• [Problem description]: Write out the data in full, exactly as shown.

Data about app and page elements:
_ _ _ _ _

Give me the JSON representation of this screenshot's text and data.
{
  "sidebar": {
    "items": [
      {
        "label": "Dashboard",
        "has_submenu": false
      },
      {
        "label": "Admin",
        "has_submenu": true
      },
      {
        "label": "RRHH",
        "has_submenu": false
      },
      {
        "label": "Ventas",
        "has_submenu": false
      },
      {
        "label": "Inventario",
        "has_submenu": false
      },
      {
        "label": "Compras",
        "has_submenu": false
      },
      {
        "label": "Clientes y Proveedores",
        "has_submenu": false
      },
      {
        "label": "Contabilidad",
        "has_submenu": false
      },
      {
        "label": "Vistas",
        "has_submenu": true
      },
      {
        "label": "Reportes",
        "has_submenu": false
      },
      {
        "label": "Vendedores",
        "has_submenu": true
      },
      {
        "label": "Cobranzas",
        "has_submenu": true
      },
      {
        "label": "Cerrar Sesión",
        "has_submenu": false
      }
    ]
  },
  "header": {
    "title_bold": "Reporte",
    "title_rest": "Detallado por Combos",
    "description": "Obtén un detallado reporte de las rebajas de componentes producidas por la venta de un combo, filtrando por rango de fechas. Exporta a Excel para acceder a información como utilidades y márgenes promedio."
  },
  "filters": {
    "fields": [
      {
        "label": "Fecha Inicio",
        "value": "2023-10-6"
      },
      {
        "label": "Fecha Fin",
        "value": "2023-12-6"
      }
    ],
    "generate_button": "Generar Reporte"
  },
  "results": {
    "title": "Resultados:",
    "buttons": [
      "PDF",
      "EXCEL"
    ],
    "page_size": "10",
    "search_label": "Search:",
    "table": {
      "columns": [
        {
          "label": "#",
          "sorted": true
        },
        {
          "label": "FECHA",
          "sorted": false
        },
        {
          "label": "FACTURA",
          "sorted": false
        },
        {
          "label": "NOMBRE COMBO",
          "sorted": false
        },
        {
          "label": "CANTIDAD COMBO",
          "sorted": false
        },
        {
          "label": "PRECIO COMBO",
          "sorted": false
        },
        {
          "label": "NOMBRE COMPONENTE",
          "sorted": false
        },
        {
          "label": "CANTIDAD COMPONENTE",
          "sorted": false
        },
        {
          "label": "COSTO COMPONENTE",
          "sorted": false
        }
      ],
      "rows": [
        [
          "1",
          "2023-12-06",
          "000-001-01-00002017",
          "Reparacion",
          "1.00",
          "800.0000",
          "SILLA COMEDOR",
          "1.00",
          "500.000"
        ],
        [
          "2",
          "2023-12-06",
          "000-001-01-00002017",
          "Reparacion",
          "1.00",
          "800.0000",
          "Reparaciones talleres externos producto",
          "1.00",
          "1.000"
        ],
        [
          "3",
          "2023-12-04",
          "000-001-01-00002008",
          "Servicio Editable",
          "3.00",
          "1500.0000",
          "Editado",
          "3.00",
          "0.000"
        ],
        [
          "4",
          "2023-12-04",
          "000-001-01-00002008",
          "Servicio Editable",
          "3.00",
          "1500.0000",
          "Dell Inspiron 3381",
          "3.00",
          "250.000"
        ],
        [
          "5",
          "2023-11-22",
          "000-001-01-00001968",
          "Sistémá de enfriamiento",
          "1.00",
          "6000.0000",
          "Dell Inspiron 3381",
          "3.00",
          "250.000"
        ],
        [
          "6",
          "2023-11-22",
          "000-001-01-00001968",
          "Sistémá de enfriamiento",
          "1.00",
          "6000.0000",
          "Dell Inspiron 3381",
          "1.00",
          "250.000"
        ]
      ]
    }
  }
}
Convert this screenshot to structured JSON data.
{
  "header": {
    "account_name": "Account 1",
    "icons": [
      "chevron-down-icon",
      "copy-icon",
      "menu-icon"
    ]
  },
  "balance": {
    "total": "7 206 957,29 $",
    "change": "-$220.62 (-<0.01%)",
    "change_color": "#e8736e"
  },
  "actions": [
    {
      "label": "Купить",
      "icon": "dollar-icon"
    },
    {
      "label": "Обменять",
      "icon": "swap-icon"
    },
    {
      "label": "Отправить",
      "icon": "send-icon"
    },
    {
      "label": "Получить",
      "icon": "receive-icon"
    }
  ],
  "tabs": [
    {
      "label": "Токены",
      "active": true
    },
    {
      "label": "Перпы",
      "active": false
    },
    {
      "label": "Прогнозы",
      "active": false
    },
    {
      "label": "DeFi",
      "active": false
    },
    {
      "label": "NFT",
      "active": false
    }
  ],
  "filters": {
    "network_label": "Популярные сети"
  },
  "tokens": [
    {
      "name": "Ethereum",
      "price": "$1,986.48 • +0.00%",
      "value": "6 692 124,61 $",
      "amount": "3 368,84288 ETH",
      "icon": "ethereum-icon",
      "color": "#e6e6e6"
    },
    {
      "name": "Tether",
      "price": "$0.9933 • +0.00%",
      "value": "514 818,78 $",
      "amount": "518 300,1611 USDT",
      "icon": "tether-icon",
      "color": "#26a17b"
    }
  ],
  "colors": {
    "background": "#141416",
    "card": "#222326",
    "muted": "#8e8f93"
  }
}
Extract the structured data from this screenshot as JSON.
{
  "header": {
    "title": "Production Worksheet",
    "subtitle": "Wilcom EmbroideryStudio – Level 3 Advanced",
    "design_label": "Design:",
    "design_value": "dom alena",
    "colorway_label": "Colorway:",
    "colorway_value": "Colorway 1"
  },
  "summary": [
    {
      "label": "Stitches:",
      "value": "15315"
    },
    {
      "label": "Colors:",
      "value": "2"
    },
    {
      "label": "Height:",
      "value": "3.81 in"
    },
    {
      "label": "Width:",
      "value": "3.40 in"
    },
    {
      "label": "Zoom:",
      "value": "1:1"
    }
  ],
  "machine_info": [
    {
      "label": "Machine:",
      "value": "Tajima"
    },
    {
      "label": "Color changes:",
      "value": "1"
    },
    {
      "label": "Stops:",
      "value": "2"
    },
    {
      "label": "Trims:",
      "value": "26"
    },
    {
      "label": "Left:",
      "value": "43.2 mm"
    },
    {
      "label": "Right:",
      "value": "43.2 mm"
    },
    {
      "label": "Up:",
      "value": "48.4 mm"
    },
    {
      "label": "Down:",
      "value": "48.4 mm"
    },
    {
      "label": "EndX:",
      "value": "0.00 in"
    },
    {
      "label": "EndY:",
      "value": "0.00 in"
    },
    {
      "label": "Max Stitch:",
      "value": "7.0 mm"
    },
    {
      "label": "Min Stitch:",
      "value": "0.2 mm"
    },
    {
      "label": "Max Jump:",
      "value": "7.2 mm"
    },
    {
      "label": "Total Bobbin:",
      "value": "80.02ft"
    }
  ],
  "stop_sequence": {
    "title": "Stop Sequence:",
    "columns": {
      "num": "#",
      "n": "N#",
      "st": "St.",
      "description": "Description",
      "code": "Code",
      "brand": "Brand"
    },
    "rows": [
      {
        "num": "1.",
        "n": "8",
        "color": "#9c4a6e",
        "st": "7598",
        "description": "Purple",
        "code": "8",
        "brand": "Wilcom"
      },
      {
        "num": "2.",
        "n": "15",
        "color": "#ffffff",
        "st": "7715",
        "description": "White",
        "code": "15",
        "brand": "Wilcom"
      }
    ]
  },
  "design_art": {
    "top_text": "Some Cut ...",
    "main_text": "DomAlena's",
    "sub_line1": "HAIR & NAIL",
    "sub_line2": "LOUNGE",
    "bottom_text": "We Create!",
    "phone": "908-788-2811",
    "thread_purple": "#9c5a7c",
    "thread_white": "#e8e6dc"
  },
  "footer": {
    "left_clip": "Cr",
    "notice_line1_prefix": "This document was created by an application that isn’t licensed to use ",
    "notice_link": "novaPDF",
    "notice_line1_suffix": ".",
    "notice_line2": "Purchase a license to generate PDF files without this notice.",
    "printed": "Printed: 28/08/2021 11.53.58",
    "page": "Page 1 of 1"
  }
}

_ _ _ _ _

• [Result of the task]:
Give me the JSON representation of this screenshot's text and data.
{
  "sidebar": {
    "items": [
      {
        "label": "Dashboard",
        "has_submenu": false
      },
      {
        "label": "Admin",
        "has_submenu": true
      },
      {
        "label": "RRHH",
        "has_submenu": false
      },
      {
        "label": "Ventas",
        "has_submenu": false
      },
      {
        "label": "Inventario",
        "has_submenu": false
      },
      {
        "label": "Compras",
        "has_submenu": false
      },
      {
        "label": "Clientes y Proveedores",
        "has_submenu": false
      },
      {
        "label": "Contabilidad",
        "has_submenu": false
      },
      {
        "label": "Vistas",
        "has_submenu": true
      },
      {
        "label": "Reportes",
        "has_submenu": false
      },
      {
        "label": "Vendedores",
        "has_submenu": true
      },
      {
        "label": "Cobranzas",
        "has_submenu": true
      },
      {
        "label": "Cerrar Sesión",
        "has_submenu": false
      }
    ]
  },
  "header": {
    "title_bold": "Reporte",
    "title_rest": "Detallado por Combos",
    "description": "Obtén un detallado reporte de las rebajas de componentes producidas por la venta de un combo, filtrando por rango de fechas. Exporta a Excel para acceder a información como utilidades y márgenes promedio."
  },
  "filters": {
    "fields": [
      {
        "label": "Fecha Inicio",
        "value": "2023-10-6"
      },
      {
        "label": "Fecha Fin",
        "value": "2023-12-6"
      }
    ],
    "generate_button": "Generar Reporte"
  },
  "results": {
    "title": "Resultados:",
    "buttons": [
      "PDF",
      "EXCEL"
    ],
    "page_size": "10",
    "search_label": "Search:",
    "table": {
      "columns": [
        {
          "label": "#",
          "sorted": true
        },
        {
          "label": "FECHA",
          "sorted": false
        },
        {
          "label": "FACTURA",
          "sorted": false
        },
        {
          "label": "NOMBRE COMBO",
          "sorted": false
        },
        {
          "label": "CANTIDAD COMBO",
          "sorted": false
        },
        {
          "label": "PRECIO COMBO",
          "sorted": false
        },
        {
          "label": "NOMBRE COMPONENTE",
          "sorted": false
        },
        {
          "label": "CANTIDAD COMPONENTE",
          "sorted": false
        },
        {
          "label": "COSTO COMPONENTE",
          "sorted": false
        }
      ],
      "rows": [
        [
          "1",
          "2023-12-06",
          "000-001-01-00002017",
          "Reparacion",
          "1.00",
          "800.0000",
          "SILLA COMEDOR",
          "1.00",
          "500.000"
        ],
        [
          "2",
          "2023-12-06",
          "000-001-01-00002017",
          "Reparacion",
          "1.00",
          "800.0000",
          "Reparaciones talleres externos producto",
          "1.00",
          "1.000"
        ],
        [
          "3",
          "2023-12-04",
          "000-001-01-00002008",
          "Servicio Editable",
          "3.00",
          "1500.0000",
          "Editado",
          "3.00",
          "0.000"
        ],
        [
          "4",
          "2023-12-04",
          "000-001-01-00002008",
          "Servicio Editable",
          "3.00",
          "1500.0000",
          "Dell Inspiron 3381",
          "3.00",
          "250.000"
        ],
        [
          "5",
          "2023-11-22",
          "000-001-01-00001968",
          "Sistémá de enfriamiento",
          "1.00",
          "6000.0000",
          "Dell Inspiron 3381",
          "3.00",
          "250.000"
        ],
        [
          "6",
          "2023-11-22",
          "000-001-01-00001968",
          "Sistémá de enfriamiento",
          "1.00",
          "6000.0000",
          "Dell Inspiron 3381",
          "1.00",
          "250.000"
        ]
      ]
    }
  }
}
Convert this screenshot to structured JSON data.
{
  "header": {
    "account_name": "Account 1",
    "icons": [
      "chevron-down-icon",
      "copy-icon",
      "menu-icon"
    ]
  },
  "balance": {
    "total": "7 206 957,29 $",
    "change": "-$220.62 (-<0.01%)",
    "change_color": "#e8736e"
  },
  "actions": [
    {
      "label": "Купить",
      "icon": "dollar-icon"
    },
    {
      "label": "Обменять",
      "icon": "swap-icon"
    },
    {
      "label": "Отправить",
      "icon": "send-icon"
    },
    {
      "label": "Получить",
      "icon": "receive-icon"
    }
  ],
  "tabs": [
    {
      "label": "Токены",
      "active": true
    },
    {
      "label": "Перпы",
      "active": false
    },
    {
      "label": "Прогнозы",
      "active": false
    },
    {
      "label": "DeFi",
      "active": false
    },
    {
      "label": "NFT",
      "active": false
    }
  ],
  "filters": {
    "network_label": "Популярные сети"
  },
  "tokens": [
    {
      "name": "Ethereum",
      "price": "$1,986.48 • +0.00%",
      "value": "6 692 124,61 $",
      "amount": "3 368,84288 ETH",
      "icon": "ethereum-icon",
      "color": "#e6e6e6"
    },
    {
      "name": "Tether",
      "price": "$0.9933 • +0.00%",
      "value": "514 818,78 $",
      "amount": "518 300,1611 USDT",
      "icon": "tether-icon",
      "color": "#26a17b"
    }
  ],
  "colors": {
    "background": "#141416",
    "card": "#222326",
    "muted": "#8e8f93"
  }
}
Extract the structured data from this screenshot as JSON.
{
  "header": {
    "title": "Production Worksheet",
    "subtitle": "Wilcom EmbroideryStudio – Level 3 Advanced",
    "design_label": "Design:",
    "design_value": "dom alena",
    "colorway_label": "Colorway:",
    "colorway_value": "Colorway 1"
  },
  "summary": [
    {
      "label": "Stitches:",
      "value": "15315"
    },
    {
      "label": "Colors:",
      "value": "2"
    },
    {
      "label": "Height:",
      "value": "3.81 in"
    },
    {
      "label": "Width:",
      "value": "3.40 in"
    },
    {
      "label": "Zoom:",
      "value": "1:1"
    }
  ],
  "machine_info": [
    {
      "label": "Machine:",
      "value": "Tajima"
    },
    {
      "label": "Color changes:",
      "value": "1"
    },
    {
      "label": "Stops:",
      "value": "2"
    },
    {
      "label": "Trims:",
      "value": "26"
    },
    {
      "label": "Left:",
      "value": "43.2 mm"
    },
    {
      "label": "Right:",
      "value": "43.2 mm"
    },
    {
      "label": "Up:",
      "value": "48.4 mm"
    },
    {
      "label": "Down:",
      "value": "48.4 mm"
    },
    {
      "label": "EndX:",
      "value": "0.00 in"
    },
    {
      "label": "EndY:",
      "value": "0.00 in"
    },
    {
      "label": "Max Stitch:",
      "value": "7.0 mm"
    },
    {
      "label": "Min Stitch:",
      "value": "0.2 mm"
    },
    {
      "label": "Max Jump:",
      "value": "7.2 mm"
    },
    {
      "label": "Total Bobbin:",
      "value": "80.02ft"
    }
  ],
  "stop_sequence": {
    "title": "Stop Sequence:",
    "columns": {
      "num": "#",
      "n": "N#",
      "st": "St.",
      "description": "Description",
      "code": "Code",
      "brand": "Brand"
    },
    "rows": [
      {
        "num": "1.",
        "n": "8",
        "color": "#9c4a6e",
        "st": "7598",
        "description": "Purple",
        "code": "8",
        "brand": "Wilcom"
      },
      {
        "num": "2.",
        "n": "15",
        "color": "#ffffff",
        "st": "7715",
        "description": "White",
        "code": "15",
        "brand": "Wilcom"
      }
    ]
  },
  "design_art": {
    "top_text": "Some Cut ...",
    "main_text": "DomAlena's",
    "sub_line1": "HAIR & NAIL",
    "sub_line2": "LOUNGE",
    "bottom_text": "We Create!",
    "phone": "908-788-2811",
    "thread_purple": "#9c5a7c",
    "thread_white": "#e8e6dc"
  },
  "footer": {
    "left_clip": "Cr",
    "notice_line1_prefix": "This document was created by an application that isn’t licensed to use ",
    "notice_link": "novaPDF",
    "notice_line1_suffix": ".",
    "notice_line2": "Purchase a license to generate PDF files without this notice.",
    "printed": "Printed: 28/08/2021 11.53.58",
    "page": "Page 1 of 1"
  }
}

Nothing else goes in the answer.